RECORDS TO USE.
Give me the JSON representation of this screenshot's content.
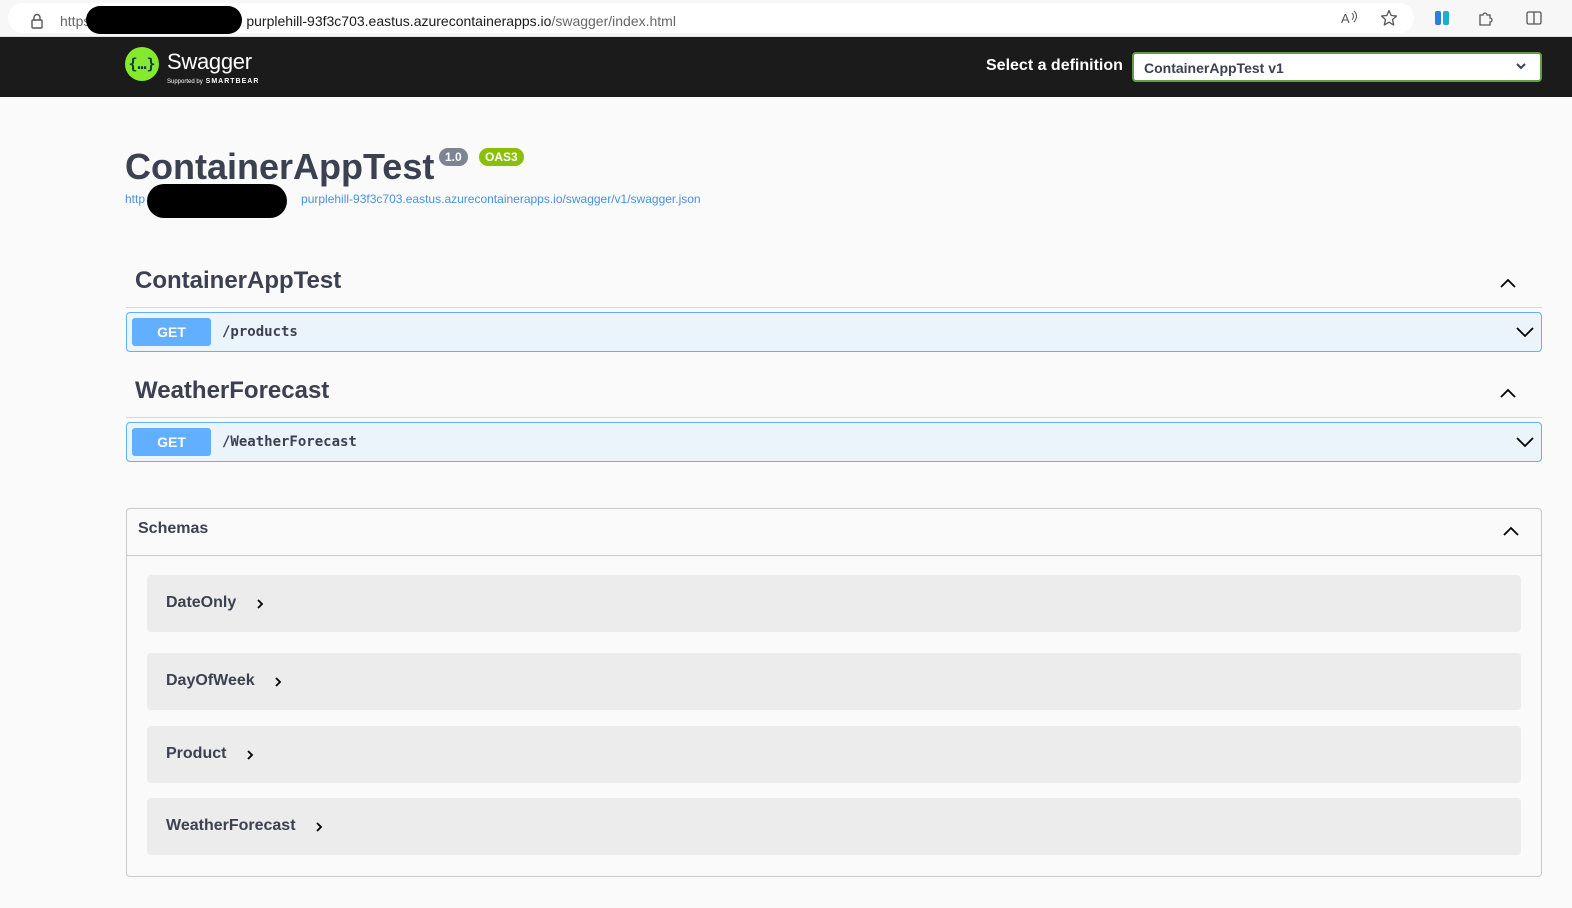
{
  "browser": {
    "url_scheme": "https",
    "url_host": "purplehill-93f3c703.eastus.azurecontainerapps.io",
    "url_path": "/swagger/index.html"
  },
  "topbar": {
    "logo_text": "Swagger",
    "logo_sub_prefix": "Supported by",
    "logo_sub_brand": "SMARTBEAR",
    "select_label": "Select a definition",
    "selected_definition": "ContainerAppTest v1"
  },
  "info": {
    "title": "ContainerAppTest",
    "version_badge": "1.0",
    "oas_badge": "OAS3",
    "spec_url_prefix": "http",
    "spec_url_rest": "purplehill-93f3c703.eastus.azurecontainerapps.io/swagger/v1/swagger.json"
  },
  "tags": [
    {
      "name": "ContainerAppTest",
      "operations": [
        {
          "method": "GET",
          "path": "/products"
        }
      ]
    },
    {
      "name": "WeatherForecast",
      "operations": [
        {
          "method": "GET",
          "path": "/WeatherForecast"
        }
      ]
    }
  ],
  "schemas": {
    "title": "Schemas",
    "models": [
      "DateOnly",
      "DayOfWeek",
      "Product",
      "WeatherForecast"
    ]
  },
  "colors": {
    "topbar_bg": "#1b1b1b",
    "get_method": "#61affe",
    "get_bg": "#ebf3fb",
    "oas_badge": "#89bf04",
    "version_badge": "#7d8492",
    "select_border": "#62a03f",
    "link": "#4990e2"
  },
  "icons": [
    "lock-icon",
    "read-aloud-icon",
    "favorite-star-icon",
    "copilot-icon",
    "extensions-icon",
    "split-screen-icon",
    "swagger-logo-icon",
    "chevron-down-icon",
    "chevron-up-icon",
    "chevron-right-icon"
  ]
}
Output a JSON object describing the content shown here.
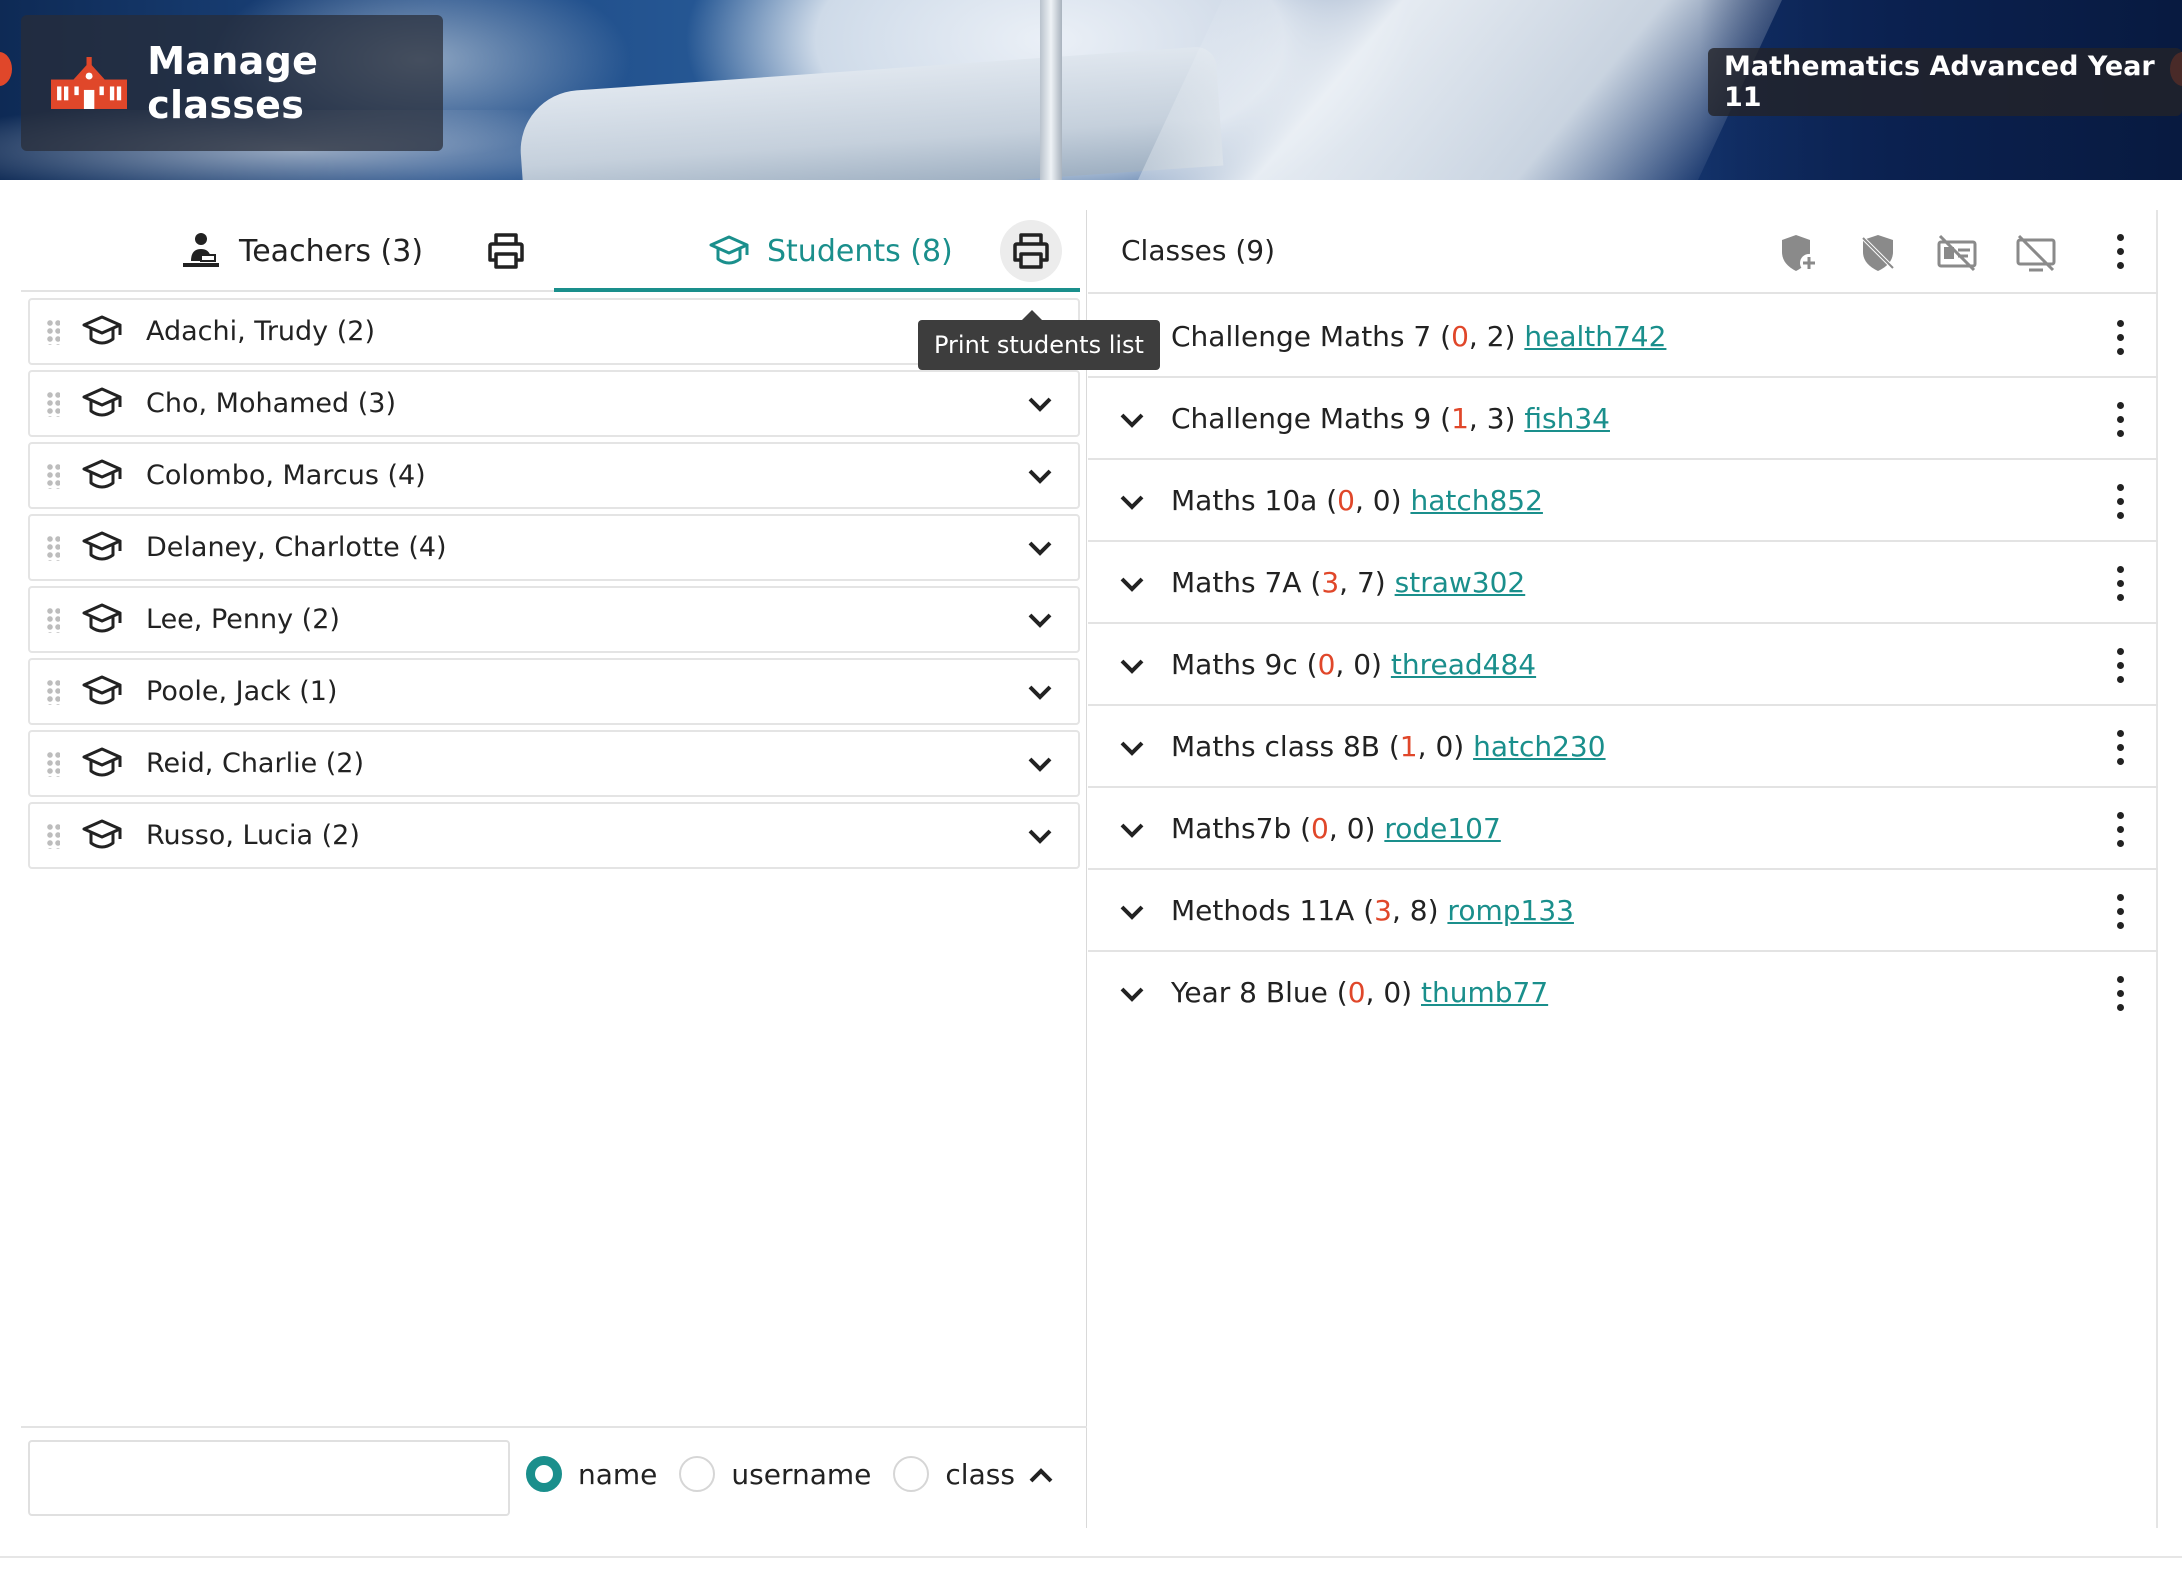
{
  "header": {
    "app_title": "Manage classes",
    "course": "Mathematics Advanced Year 11"
  },
  "tabs": {
    "teachers_label": "Teachers (3)",
    "students_label": "Students (8)"
  },
  "tooltip": "Print students list",
  "students": [
    {
      "name": "Adachi, Trudy (2)"
    },
    {
      "name": "Cho, Mohamed (3)"
    },
    {
      "name": "Colombo, Marcus (4)"
    },
    {
      "name": "Delaney, Charlotte (4)"
    },
    {
      "name": "Lee, Penny (2)"
    },
    {
      "name": "Poole, Jack (1)"
    },
    {
      "name": "Reid, Charlie (2)"
    },
    {
      "name": "Russo, Lucia (2)"
    }
  ],
  "search": {
    "value": "",
    "placeholder": "",
    "options": [
      "name",
      "username",
      "class"
    ],
    "selected": "name"
  },
  "classes": {
    "title": "Classes (9)",
    "items": [
      {
        "name": "Challenge Maths 7",
        "a": "0",
        "b": "2",
        "code": "health742"
      },
      {
        "name": "Challenge Maths 9",
        "a": "1",
        "b": "3",
        "code": "fish34"
      },
      {
        "name": "Maths 10a",
        "a": "0",
        "b": "0",
        "code": "hatch852"
      },
      {
        "name": "Maths 7A",
        "a": "3",
        "b": "7",
        "code": "straw302"
      },
      {
        "name": "Maths 9c",
        "a": "0",
        "b": "0",
        "code": "thread484"
      },
      {
        "name": "Maths class 8B",
        "a": "1",
        "b": "0",
        "code": "hatch230"
      },
      {
        "name": "Maths7b",
        "a": "0",
        "b": "0",
        "code": "rode107"
      },
      {
        "name": "Methods 11A",
        "a": "3",
        "b": "8",
        "code": "romp133"
      },
      {
        "name": "Year 8 Blue",
        "a": "0",
        "b": "0",
        "code": "thumb77"
      }
    ]
  },
  "colors": {
    "accent": "#1a8f8c",
    "highlight": "#e0472a",
    "text": "#222222"
  },
  "icons": {
    "app": "school-building-icon",
    "teachers_tab": "teacher-icon",
    "students_tab": "graduation-cap-icon",
    "print": "printer-icon",
    "header_actions": [
      "add-shield-icon",
      "shield-off-icon",
      "id-card-off-icon",
      "screen-off-icon"
    ]
  }
}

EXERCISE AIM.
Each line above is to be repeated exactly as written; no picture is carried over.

REPLY.
Give me the JSON representation of this screenshot's content.
{
  "browser": {
    "url_scheme": "https",
    "url_host": "purplehill-93f3c703.eastus.azurecontainerapps.io",
    "url_path": "/swagger/index.html"
  },
  "topbar": {
    "logo_text": "Swagger",
    "logo_sub_prefix": "Supported by",
    "logo_sub_brand": "SMARTBEAR",
    "select_label": "Select a definition",
    "selected_definition": "ContainerAppTest v1"
  },
  "info": {
    "title": "ContainerAppTest",
    "version_badge": "1.0",
    "oas_badge": "OAS3",
    "spec_url_prefix": "http",
    "spec_url_rest": "purplehill-93f3c703.eastus.azurecontainerapps.io/swagger/v1/swagger.json"
  },
  "tags": [
    {
      "name": "ContainerAppTest",
      "operations": [
        {
          "method": "GET",
          "path": "/products"
        }
      ]
    },
    {
      "name": "WeatherForecast",
      "operations": [
        {
          "method": "GET",
          "path": "/WeatherForecast"
        }
      ]
    }
  ],
  "schemas": {
    "title": "Schemas",
    "models": [
      "DateOnly",
      "DayOfWeek",
      "Product",
      "WeatherForecast"
    ]
  },
  "colors": {
    "topbar_bg": "#1b1b1b",
    "get_method": "#61affe",
    "get_bg": "#ebf3fb",
    "oas_badge": "#89bf04",
    "version_badge": "#7d8492",
    "select_border": "#62a03f",
    "link": "#4990e2"
  },
  "icons": [
    "lock-icon",
    "read-aloud-icon",
    "favorite-star-icon",
    "copilot-icon",
    "extensions-icon",
    "split-screen-icon",
    "swagger-logo-icon",
    "chevron-down-icon",
    "chevron-up-icon",
    "chevron-right-icon"
  ]
}
Output a JSON object describing the content shown here.
{
  "header": {
    "app_title": "Manage classes",
    "course": "Mathematics Advanced Year 11"
  },
  "tabs": {
    "teachers_label": "Teachers (3)",
    "students_label": "Students (8)"
  },
  "tooltip": "Print students list",
  "students": [
    {
      "name": "Adachi, Trudy (2)"
    },
    {
      "name": "Cho, Mohamed (3)"
    },
    {
      "name": "Colombo, Marcus (4)"
    },
    {
      "name": "Delaney, Charlotte (4)"
    },
    {
      "name": "Lee, Penny (2)"
    },
    {
      "name": "Poole, Jack (1)"
    },
    {
      "name": "Reid, Charlie (2)"
    },
    {
      "name": "Russo, Lucia (2)"
    }
  ],
  "search": {
    "value": "",
    "placeholder": "",
    "options": [
      "name",
      "username",
      "class"
    ],
    "selected": "name"
  },
  "classes": {
    "title": "Classes (9)",
    "items": [
      {
        "name": "Challenge Maths 7",
        "a": "0",
        "b": "2",
        "code": "health742"
      },
      {
        "name": "Challenge Maths 9",
        "a": "1",
        "b": "3",
        "code": "fish34"
      },
      {
        "name": "Maths 10a",
        "a": "0",
        "b": "0",
        "code": "hatch852"
      },
      {
        "name": "Maths 7A",
        "a": "3",
        "b": "7",
        "code": "straw302"
      },
      {
        "name": "Maths 9c",
        "a": "0",
        "b": "0",
        "code": "thread484"
      },
      {
        "name": "Maths class 8B",
        "a": "1",
        "b": "0",
        "code": "hatch230"
      },
      {
        "name": "Maths7b",
        "a": "0",
        "b": "0",
        "code": "rode107"
      },
      {
        "name": "Methods 11A",
        "a": "3",
        "b": "8",
        "code": "romp133"
      },
      {
        "name": "Year 8 Blue",
        "a": "0",
        "b": "0",
        "code": "thumb77"
      }
    ]
  },
  "colors": {
    "accent": "#1a8f8c",
    "highlight": "#e0472a",
    "text": "#222222"
  },
  "icons": {
    "app": "school-building-icon",
    "teachers_tab": "teacher-icon",
    "students_tab": "graduation-cap-icon",
    "print": "printer-icon",
    "header_actions": [
      "add-shield-icon",
      "shield-off-icon",
      "id-card-off-icon",
      "screen-off-icon"
    ]
  }
}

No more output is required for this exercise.